### How to complete this task
Each entry is to be retyped exactly as it stands.

### Stored data
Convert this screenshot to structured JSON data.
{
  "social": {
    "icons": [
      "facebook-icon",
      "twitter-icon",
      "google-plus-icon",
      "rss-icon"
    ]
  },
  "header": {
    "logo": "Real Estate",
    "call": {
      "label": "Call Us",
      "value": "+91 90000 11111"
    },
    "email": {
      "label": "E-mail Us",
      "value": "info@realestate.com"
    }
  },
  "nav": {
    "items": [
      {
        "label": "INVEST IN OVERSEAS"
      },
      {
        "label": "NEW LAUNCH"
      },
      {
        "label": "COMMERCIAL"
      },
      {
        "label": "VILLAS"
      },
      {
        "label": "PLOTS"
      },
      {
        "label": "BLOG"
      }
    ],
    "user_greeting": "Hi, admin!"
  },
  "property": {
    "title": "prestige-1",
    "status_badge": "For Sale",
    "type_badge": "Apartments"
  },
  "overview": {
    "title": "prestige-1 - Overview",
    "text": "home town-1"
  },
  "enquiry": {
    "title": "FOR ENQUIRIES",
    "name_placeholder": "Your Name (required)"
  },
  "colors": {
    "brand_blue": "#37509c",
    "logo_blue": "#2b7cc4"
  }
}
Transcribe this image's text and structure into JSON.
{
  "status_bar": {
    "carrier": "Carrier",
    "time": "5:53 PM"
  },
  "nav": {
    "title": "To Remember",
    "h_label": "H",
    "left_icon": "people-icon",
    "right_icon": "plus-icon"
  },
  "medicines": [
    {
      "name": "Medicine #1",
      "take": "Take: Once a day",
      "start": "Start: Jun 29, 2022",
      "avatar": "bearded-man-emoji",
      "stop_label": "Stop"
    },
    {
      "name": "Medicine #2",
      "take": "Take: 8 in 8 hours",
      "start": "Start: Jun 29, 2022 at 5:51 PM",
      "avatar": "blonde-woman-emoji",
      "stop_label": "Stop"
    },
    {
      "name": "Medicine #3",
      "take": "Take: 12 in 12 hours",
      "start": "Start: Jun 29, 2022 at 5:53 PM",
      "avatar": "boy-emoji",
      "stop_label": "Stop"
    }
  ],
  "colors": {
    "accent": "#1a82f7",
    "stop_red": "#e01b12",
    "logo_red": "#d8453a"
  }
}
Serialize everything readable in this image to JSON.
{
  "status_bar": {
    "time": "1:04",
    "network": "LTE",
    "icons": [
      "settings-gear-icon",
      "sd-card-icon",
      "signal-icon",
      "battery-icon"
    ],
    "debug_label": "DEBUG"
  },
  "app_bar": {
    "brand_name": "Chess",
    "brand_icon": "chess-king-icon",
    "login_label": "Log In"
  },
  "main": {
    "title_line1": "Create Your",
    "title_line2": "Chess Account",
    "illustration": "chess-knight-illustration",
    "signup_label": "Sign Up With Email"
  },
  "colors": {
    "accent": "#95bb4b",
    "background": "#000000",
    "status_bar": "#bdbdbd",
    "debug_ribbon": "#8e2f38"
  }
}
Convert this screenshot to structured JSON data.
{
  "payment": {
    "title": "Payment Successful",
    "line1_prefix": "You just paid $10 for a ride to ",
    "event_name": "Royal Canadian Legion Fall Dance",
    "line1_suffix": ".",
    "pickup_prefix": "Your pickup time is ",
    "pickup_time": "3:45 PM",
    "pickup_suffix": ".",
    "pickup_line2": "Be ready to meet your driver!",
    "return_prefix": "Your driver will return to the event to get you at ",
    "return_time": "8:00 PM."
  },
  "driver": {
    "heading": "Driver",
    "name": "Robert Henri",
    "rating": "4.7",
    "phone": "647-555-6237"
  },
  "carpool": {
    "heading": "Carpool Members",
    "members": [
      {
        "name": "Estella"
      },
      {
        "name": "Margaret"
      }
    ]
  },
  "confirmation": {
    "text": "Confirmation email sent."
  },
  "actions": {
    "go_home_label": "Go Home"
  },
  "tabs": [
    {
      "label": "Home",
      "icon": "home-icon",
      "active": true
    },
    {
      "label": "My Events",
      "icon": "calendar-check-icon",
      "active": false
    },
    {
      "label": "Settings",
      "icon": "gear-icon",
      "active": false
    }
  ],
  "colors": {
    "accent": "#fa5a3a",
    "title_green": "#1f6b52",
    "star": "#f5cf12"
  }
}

### Final answer
Convert this screenshot to structured JSON data.
{
  "social": {
    "icons": [
      "facebook-icon",
      "twitter-icon",
      "google-plus-icon",
      "rss-icon"
    ]
  },
  "header": {
    "logo": "Real Estate",
    "call": {
      "label": "Call Us",
      "value": "+91 90000 11111"
    },
    "email": {
      "label": "E-mail Us",
      "value": "info@realestate.com"
    }
  },
  "nav": {
    "items": [
      {
        "label": "INVEST IN OVERSEAS"
      },
      {
        "label": "NEW LAUNCH"
      },
      {
        "label": "COMMERCIAL"
      },
      {
        "label": "VILLAS"
      },
      {
        "label": "PLOTS"
      },
      {
        "label": "BLOG"
      }
    ],
    "user_greeting": "Hi, admin!"
  },
  "property": {
    "title": "prestige-1",
    "status_badge": "For Sale",
    "type_badge": "Apartments"
  },
  "overview": {
    "title": "prestige-1 - Overview",
    "text": "home town-1"
  },
  "enquiry": {
    "title": "FOR ENQUIRIES",
    "name_placeholder": "Your Name (required)"
  },
  "colors": {
    "brand_blue": "#37509c",
    "logo_blue": "#2b7cc4"
  }
}
Transcribe this image's text and structure into JSON.
{
  "status_bar": {
    "carrier": "Carrier",
    "time": "5:53 PM"
  },
  "nav": {
    "title": "To Remember",
    "h_label": "H",
    "left_icon": "people-icon",
    "right_icon": "plus-icon"
  },
  "medicines": [
    {
      "name": "Medicine #1",
      "take": "Take: Once a day",
      "start": "Start: Jun 29, 2022",
      "avatar": "bearded-man-emoji",
      "stop_label": "Stop"
    },
    {
      "name": "Medicine #2",
      "take": "Take: 8 in 8 hours",
      "start": "Start: Jun 29, 2022 at 5:51 PM",
      "avatar": "blonde-woman-emoji",
      "stop_label": "Stop"
    },
    {
      "name": "Medicine #3",
      "take": "Take: 12 in 12 hours",
      "start": "Start: Jun 29, 2022 at 5:53 PM",
      "avatar": "boy-emoji",
      "stop_label": "Stop"
    }
  ],
  "colors": {
    "accent": "#1a82f7",
    "stop_red": "#e01b12",
    "logo_red": "#d8453a"
  }
}
Serialize everything readable in this image to JSON.
{
  "status_bar": {
    "time": "1:04",
    "network": "LTE",
    "icons": [
      "settings-gear-icon",
      "sd-card-icon",
      "signal-icon",
      "battery-icon"
    ],
    "debug_label": "DEBUG"
  },
  "app_bar": {
    "brand_name": "Chess",
    "brand_icon": "chess-king-icon",
    "login_label": "Log In"
  },
  "main": {
    "title_line1": "Create Your",
    "title_line2": "Chess Account",
    "illustration": "chess-knight-illustration",
    "signup_label": "Sign Up With Email"
  },
  "colors": {
    "accent": "#95bb4b",
    "background": "#000000",
    "status_bar": "#bdbdbd",
    "debug_ribbon": "#8e2f38"
  }
}
Convert this screenshot to structured JSON data.
{
  "payment": {
    "title": "Payment Successful",
    "line1_prefix": "You just paid $10 for a ride to ",
    "event_name": "Royal Canadian Legion Fall Dance",
    "line1_suffix": ".",
    "pickup_prefix": "Your pickup time is ",
    "pickup_time": "3:45 PM",
    "pickup_suffix": ".",
    "pickup_line2": "Be ready to meet your driver!",
    "return_prefix": "Your driver will return to the event to get you at ",
    "return_time": "8:00 PM."
  },
  "driver": {
    "heading": "Driver",
    "name": "Robert Henri",
    "rating": "4.7",
    "phone": "647-555-6237"
  },
  "carpool": {
    "heading": "Carpool Members",
    "members": [
      {
        "name": "Estella"
      },
      {
        "name": "Margaret"
      }
    ]
  },
  "confirmation": {
    "text": "Confirmation email sent."
  },
  "actions": {
    "go_home_label": "Go Home"
  },
  "tabs": [
    {
      "label": "Home",
      "icon": "home-icon",
      "active": true
    },
    {
      "label": "My Events",
      "icon": "calendar-check-icon",
      "active": false
    },
    {
      "label": "Settings",
      "icon": "gear-icon",
      "active": false
    }
  ],
  "colors": {
    "accent": "#fa5a3a",
    "title_green": "#1f6b52",
    "star": "#f5cf12"
  }
}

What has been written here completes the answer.